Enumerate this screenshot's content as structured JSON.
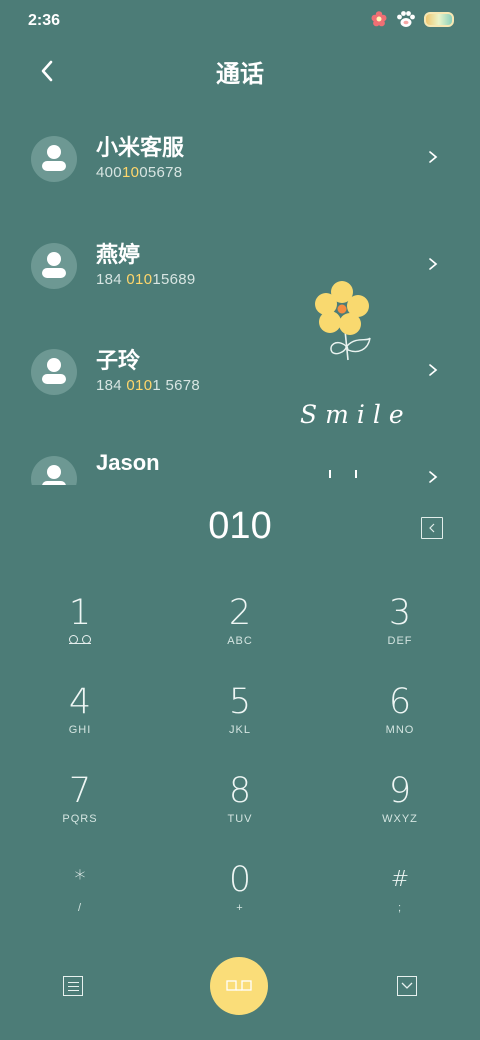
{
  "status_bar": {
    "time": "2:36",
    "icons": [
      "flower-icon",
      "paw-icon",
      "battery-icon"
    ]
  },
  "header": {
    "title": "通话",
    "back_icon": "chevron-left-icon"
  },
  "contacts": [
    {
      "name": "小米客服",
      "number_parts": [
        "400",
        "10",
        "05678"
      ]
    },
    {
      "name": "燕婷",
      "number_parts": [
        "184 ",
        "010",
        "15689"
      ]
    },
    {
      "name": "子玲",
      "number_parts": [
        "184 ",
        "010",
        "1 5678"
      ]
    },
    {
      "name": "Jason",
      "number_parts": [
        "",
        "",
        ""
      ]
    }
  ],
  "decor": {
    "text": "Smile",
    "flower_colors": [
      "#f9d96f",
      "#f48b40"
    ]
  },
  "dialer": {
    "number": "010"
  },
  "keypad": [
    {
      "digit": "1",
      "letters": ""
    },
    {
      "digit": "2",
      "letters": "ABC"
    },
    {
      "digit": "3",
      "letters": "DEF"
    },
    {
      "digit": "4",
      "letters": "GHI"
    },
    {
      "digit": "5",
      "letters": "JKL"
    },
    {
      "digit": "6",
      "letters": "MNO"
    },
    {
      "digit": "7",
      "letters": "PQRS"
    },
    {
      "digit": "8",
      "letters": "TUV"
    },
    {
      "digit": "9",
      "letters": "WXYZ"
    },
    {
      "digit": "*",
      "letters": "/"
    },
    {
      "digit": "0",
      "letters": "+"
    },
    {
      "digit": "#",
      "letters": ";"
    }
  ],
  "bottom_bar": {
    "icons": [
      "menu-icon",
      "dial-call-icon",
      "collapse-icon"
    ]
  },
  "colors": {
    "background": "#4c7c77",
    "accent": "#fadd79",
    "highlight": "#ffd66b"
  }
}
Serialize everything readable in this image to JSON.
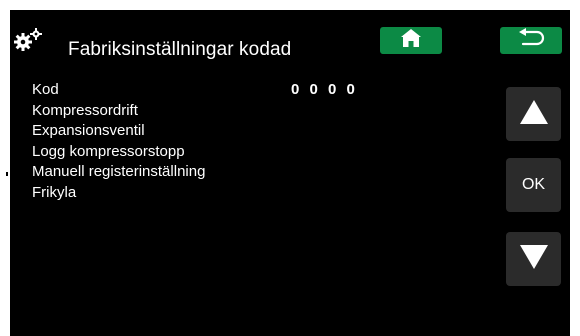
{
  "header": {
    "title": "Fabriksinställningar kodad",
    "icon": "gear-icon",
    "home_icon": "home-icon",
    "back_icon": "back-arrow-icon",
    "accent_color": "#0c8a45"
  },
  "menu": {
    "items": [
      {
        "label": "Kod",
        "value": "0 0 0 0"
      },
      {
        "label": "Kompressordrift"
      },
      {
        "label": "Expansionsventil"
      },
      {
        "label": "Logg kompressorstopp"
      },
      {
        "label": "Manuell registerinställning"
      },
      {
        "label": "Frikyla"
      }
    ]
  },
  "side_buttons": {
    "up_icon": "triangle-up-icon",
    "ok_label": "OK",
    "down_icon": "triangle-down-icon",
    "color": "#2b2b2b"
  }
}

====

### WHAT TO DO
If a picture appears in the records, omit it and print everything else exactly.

### ANSWER TO THE PROBLEM
Enumerate this screenshot's content as structured JSON.
{
  "status_bar": {
    "time": "2:36",
    "icons": [
      "flower-icon",
      "paw-icon",
      "battery-icon"
    ]
  },
  "header": {
    "title": "通话",
    "back_icon": "chevron-left-icon"
  },
  "contacts": [
    {
      "name": "小米客服",
      "number_parts": [
        "400",
        "10",
        "05678"
      ]
    },
    {
      "name": "燕婷",
      "number_parts": [
        "184 ",
        "010",
        "15689"
      ]
    },
    {
      "name": "子玲",
      "number_parts": [
        "184 ",
        "010",
        "1 5678"
      ]
    },
    {
      "name": "Jason",
      "number_parts": [
        "",
        "",
        ""
      ]
    }
  ],
  "decor": {
    "text": "Smile",
    "flower_colors": [
      "#f9d96f",
      "#f48b40"
    ]
  },
  "dialer": {
    "number": "010"
  },
  "keypad": [
    {
      "digit": "1",
      "letters": ""
    },
    {
      "digit": "2",
      "letters": "ABC"
    },
    {
      "digit": "3",
      "letters": "DEF"
    },
    {
      "digit": "4",
      "letters": "GHI"
    },
    {
      "digit": "5",
      "letters": "JKL"
    },
    {
      "digit": "6",
      "letters": "MNO"
    },
    {
      "digit": "7",
      "letters": "PQRS"
    },
    {
      "digit": "8",
      "letters": "TUV"
    },
    {
      "digit": "9",
      "letters": "WXYZ"
    },
    {
      "digit": "*",
      "letters": "/"
    },
    {
      "digit": "0",
      "letters": "+"
    },
    {
      "digit": "#",
      "letters": ";"
    }
  ],
  "bottom_bar": {
    "icons": [
      "menu-icon",
      "dial-call-icon",
      "collapse-icon"
    ]
  },
  "colors": {
    "background": "#4c7c77",
    "accent": "#fadd79",
    "highlight": "#ffd66b"
  }
}
Serialize everything readable in this image to JSON.
{
  "header": {
    "title": "Fabriksinställningar kodad",
    "icon": "gear-icon",
    "home_icon": "home-icon",
    "back_icon": "back-arrow-icon",
    "accent_color": "#0c8a45"
  },
  "menu": {
    "items": [
      {
        "label": "Kod",
        "value": "0 0 0 0"
      },
      {
        "label": "Kompressordrift"
      },
      {
        "label": "Expansionsventil"
      },
      {
        "label": "Logg kompressorstopp"
      },
      {
        "label": "Manuell registerinställning"
      },
      {
        "label": "Frikyla"
      }
    ]
  },
  "side_buttons": {
    "up_icon": "triangle-up-icon",
    "ok_label": "OK",
    "down_icon": "triangle-down-icon",
    "color": "#2b2b2b"
  }
}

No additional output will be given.